- 1 & 1/4 teaspoons baking soda
- 1 & 1/2 teaspoons salt
- 1 & 1/4 cups (282g) unsalted butter, softened
- 1 & 1/4 cups + 3 tablespoons (284g) firmly packed light brown sugar
- 1 cup + 2 tablespoons (227g) granulated sugar
- 2 large eggs
- 2 teaspoons vanilla extract
- 1 & 1/4 pounds (567g) bittersweet chocolate discs (about 60% cacao)
- sea salt
- Thoroughly whisk together (or sift) the cake flour, bread flour, baking powder, baking soda, and salt. Set aside.
- Using a mixer with the paddle attachment, beat the butter, brown sugar, and sugar until light and fluffy (about 5 minutes). Add the eggs, one at a time, mixing well after each addition. Mix in the vanilla.
- Reduce mixer speed to low. Add the flour mixture, mixing just until combined (about 10 seconds). Stir in the chocolate discs, trying not to break them.
- Cover the dough with plastic wrap, pressing the plastic directly against the dough. Chill for 24 to 72 hours.
- Preheat oven to 350°F. Line baking sheets with parchment paper or silicone liner.
- Divide the dough into 3 & 1/2 ounce (99g) portions. (Use a #14 or #16 scoop to get about 1/4 cup of dough and use your scale to adjust.) Place the mounds of dough on the prepared pans. (You can get about 6 cookies on a pan, but I often just bake 4 at a time to give them a little more space to spread.) Sprinkle the top of each cookie with a pinch of sea salt.
- Bake 18 to 20 minutes, or until golden brown but still soft.
- Cool on the pans on a wire rack for 10 minutes. Then transfer the cookies to a rack to cool completely.

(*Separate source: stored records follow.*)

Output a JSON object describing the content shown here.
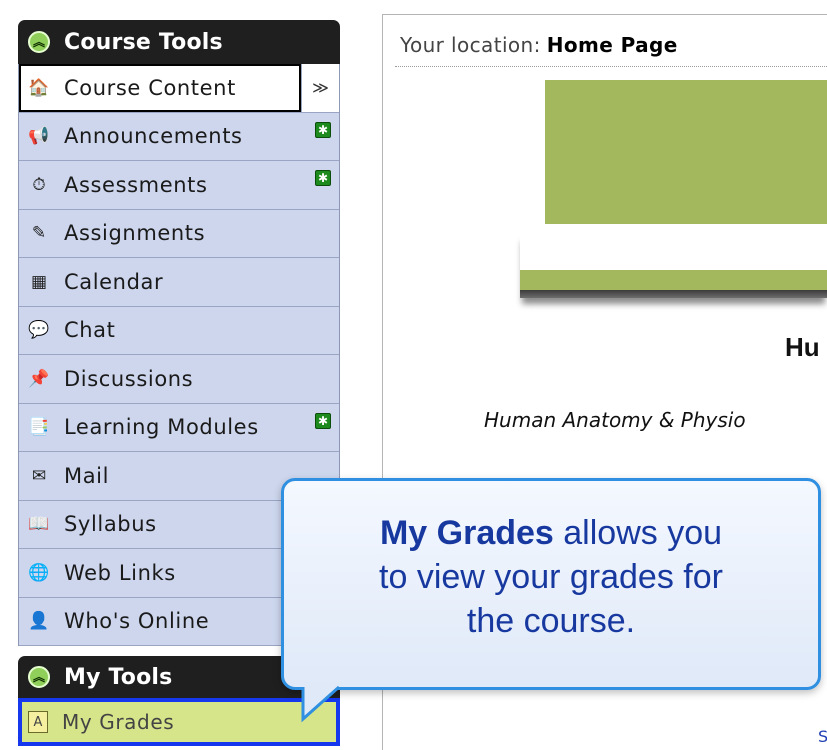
{
  "course_tools": {
    "title": "Course Tools",
    "items": [
      {
        "label": "Course Content",
        "icon": "home-icon",
        "glyph": "🏠",
        "new": false,
        "active": true
      },
      {
        "label": "Announcements",
        "icon": "megaphone-icon",
        "glyph": "📢",
        "new": true
      },
      {
        "label": "Assessments",
        "icon": "assessment-icon",
        "glyph": "⏱",
        "new": true
      },
      {
        "label": "Assignments",
        "icon": "assignment-icon",
        "glyph": "✎",
        "new": false
      },
      {
        "label": "Calendar",
        "icon": "calendar-icon",
        "glyph": "▦",
        "new": false
      },
      {
        "label": "Chat",
        "icon": "chat-icon",
        "glyph": "💬",
        "new": false
      },
      {
        "label": "Discussions",
        "icon": "discussion-pin-icon",
        "glyph": "📌",
        "new": false
      },
      {
        "label": "Learning Modules",
        "icon": "learning-modules-icon",
        "glyph": "📑",
        "new": true
      },
      {
        "label": "Mail",
        "icon": "mail-icon",
        "glyph": "✉",
        "new": false
      },
      {
        "label": "Syllabus",
        "icon": "syllabus-icon",
        "glyph": "📖",
        "new": false
      },
      {
        "label": "Web Links",
        "icon": "web-links-icon",
        "glyph": "🌐",
        "new": false
      },
      {
        "label": "Who's Online",
        "icon": "whos-online-icon",
        "glyph": "👤",
        "new": false
      }
    ],
    "collapse_glyph": "≫"
  },
  "my_tools": {
    "title": "My Tools",
    "items": [
      {
        "label": "My Grades",
        "icon": "grades-icon",
        "glyph": "A"
      }
    ]
  },
  "breadcrumb": {
    "prefix": "Your location:",
    "page": "Home Page"
  },
  "course": {
    "title": "Hu",
    "subtitle": "Human Anatomy & Physio",
    "stray_link": "S"
  },
  "callout": {
    "highlight": "My Grades",
    "line1_rest": " allows you",
    "line2": "to view your grades for",
    "line3": "the course."
  },
  "colors": {
    "header_bg": "#1f1f1f",
    "list_bg": "#cdd6ed",
    "banner": "#a3b85c",
    "highlight_border": "#1538ef",
    "mygrades_bg": "#d6e48a",
    "callout_border": "#2f8fe0",
    "callout_text": "#17389f",
    "new_badge": "#1c8a1c"
  }
}
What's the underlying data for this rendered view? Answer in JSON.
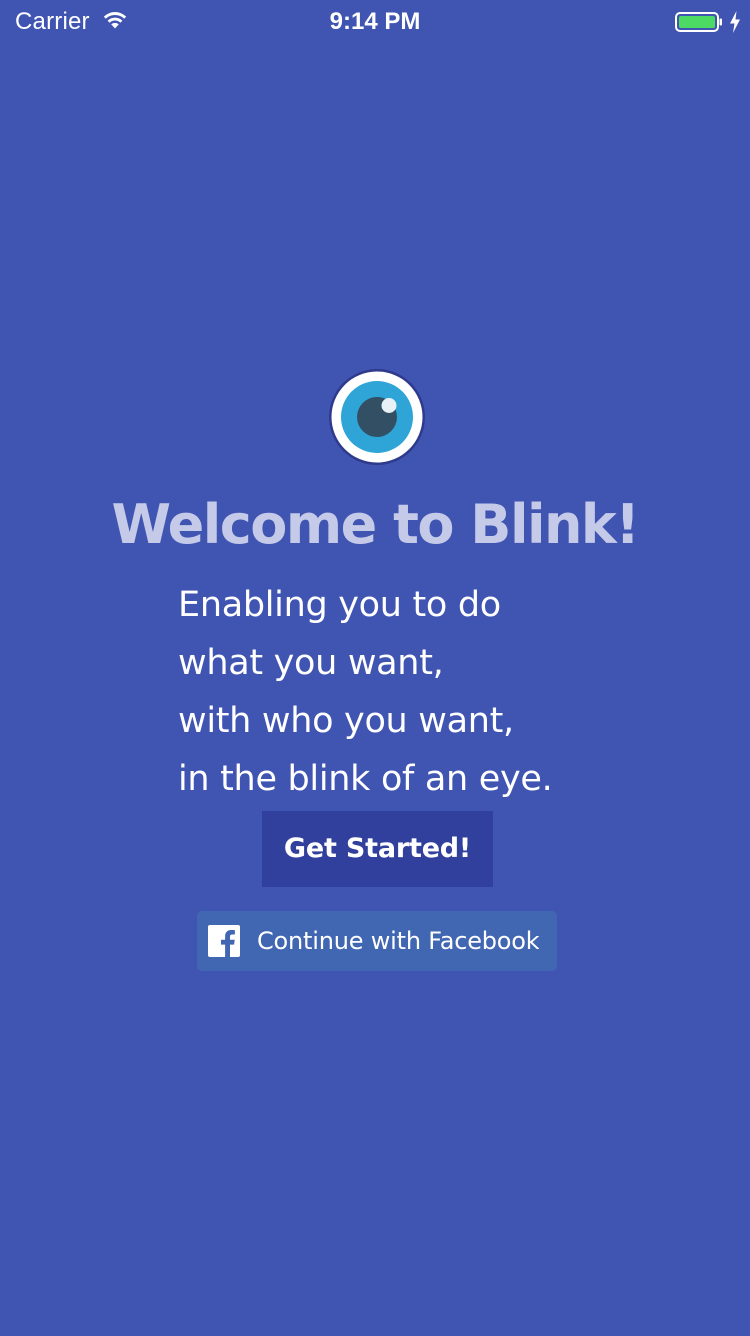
{
  "status_bar": {
    "carrier": "Carrier",
    "time": "9:14 PM",
    "icons": [
      "wifi-icon",
      "battery-icon",
      "charging-icon"
    ]
  },
  "welcome": {
    "logo_icon": "eye-icon",
    "title": "Welcome to Blink!",
    "tagline_lines": [
      "Enabling you to do",
      "what you want,",
      "with who you want,",
      "in the blink of an eye."
    ]
  },
  "actions": {
    "get_started_label": "Get Started!",
    "facebook_label": "Continue with Facebook",
    "facebook_icon": "facebook-icon"
  },
  "colors": {
    "background": "#4054b2",
    "title": "#c5cae9",
    "primary_button": "#30409c",
    "facebook_button": "#4267b2",
    "eye_iris": "#2fa4d6",
    "battery": "#4cd964"
  }
}
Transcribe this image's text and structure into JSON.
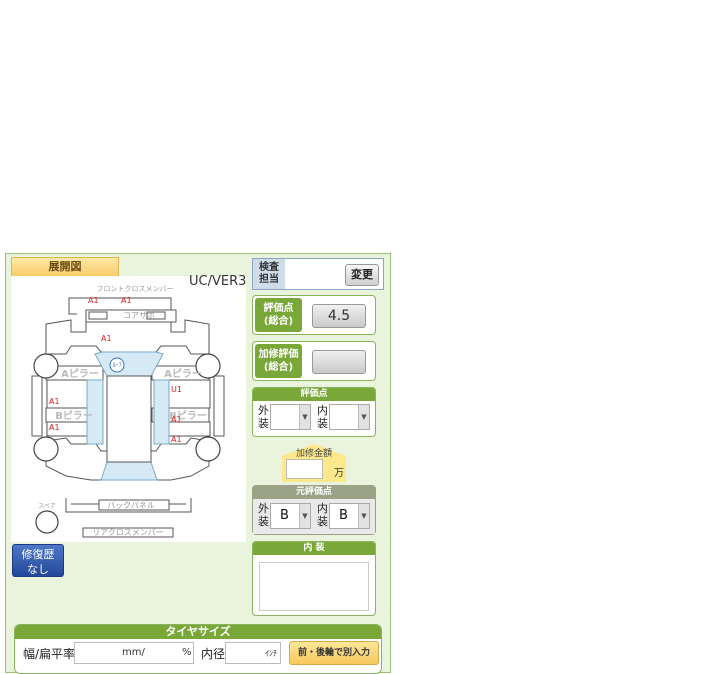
{
  "tab_label": "展開図",
  "model_version": "UC/VER3",
  "inspector": {
    "label_line1": "検査",
    "label_line2": "担当",
    "change_button": "変更"
  },
  "score_total": {
    "label_line1": "評価点",
    "label_line2": "(総合)",
    "value": "4.5"
  },
  "repair_score_total": {
    "label_line1": "加修評価",
    "label_line2": "(総合)",
    "value": ""
  },
  "grade": {
    "title": "評価点",
    "exterior_label_1": "外",
    "exterior_label_2": "装",
    "exterior_value": "",
    "interior_label_1": "内",
    "interior_label_2": "装",
    "interior_value": ""
  },
  "repair_cost": {
    "label": "加修金額",
    "unit": "万",
    "value": ""
  },
  "original_grade": {
    "title": "元評価点",
    "exterior_label_1": "外",
    "exterior_label_2": "装",
    "exterior_value": "B",
    "interior_label_1": "内",
    "interior_label_2": "装",
    "interior_value": "B"
  },
  "interior": {
    "title": "内 装",
    "value": ""
  },
  "repair_history": {
    "line1": "修復歴",
    "line2": "なし"
  },
  "tire": {
    "title": "タイヤサイズ",
    "width_label": "幅/扁平率",
    "width_unit": "mm/",
    "ratio_unit": "%",
    "inner_label": "内径",
    "inner_unit": "ｲﾝﾁ",
    "separate_button": "前・後輪で別入力"
  },
  "diagram": {
    "front_cross": "フロントクロスメンバー",
    "core_support": "コアサポ",
    "a_pillar_left": "Aピラー",
    "a_pillar_right": "Aピラー",
    "b_pillar_left": "Bピラー",
    "b_pillar_right": "Bピラー",
    "back_panel": "バックパネル",
    "rear_cross": "リアクロスメンバー",
    "spare": "スペア",
    "marks": [
      "A1",
      "A1",
      "A1",
      "A1",
      "U1",
      "A1",
      "A1",
      "A1"
    ],
    "roof_mark": "ﾙｰﾌ"
  },
  "colors": {
    "panel_bg": "#eaf3dc",
    "accent_green": "#7aa838",
    "tab_yellow": "#f8cd6a",
    "mark_red": "#e02020",
    "repair_blue": "#24479a"
  }
}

The Imperial measurements in the original recipe don’t exactly line up with my weight conversions. That’s actually an issue you’ll find among different recipe sources and why weight is the better way to measure. I only make these cookies using metric weights, and I very highly encourage you to do so. I have adjusted the Imperial (cup) measurements to be more in line with my experience of measuring and to be consistent in how I present these measurements in my recipes. Please see the original recipe at The New York Times to compare Imperial measurements if you are unable to weigh your ingredients.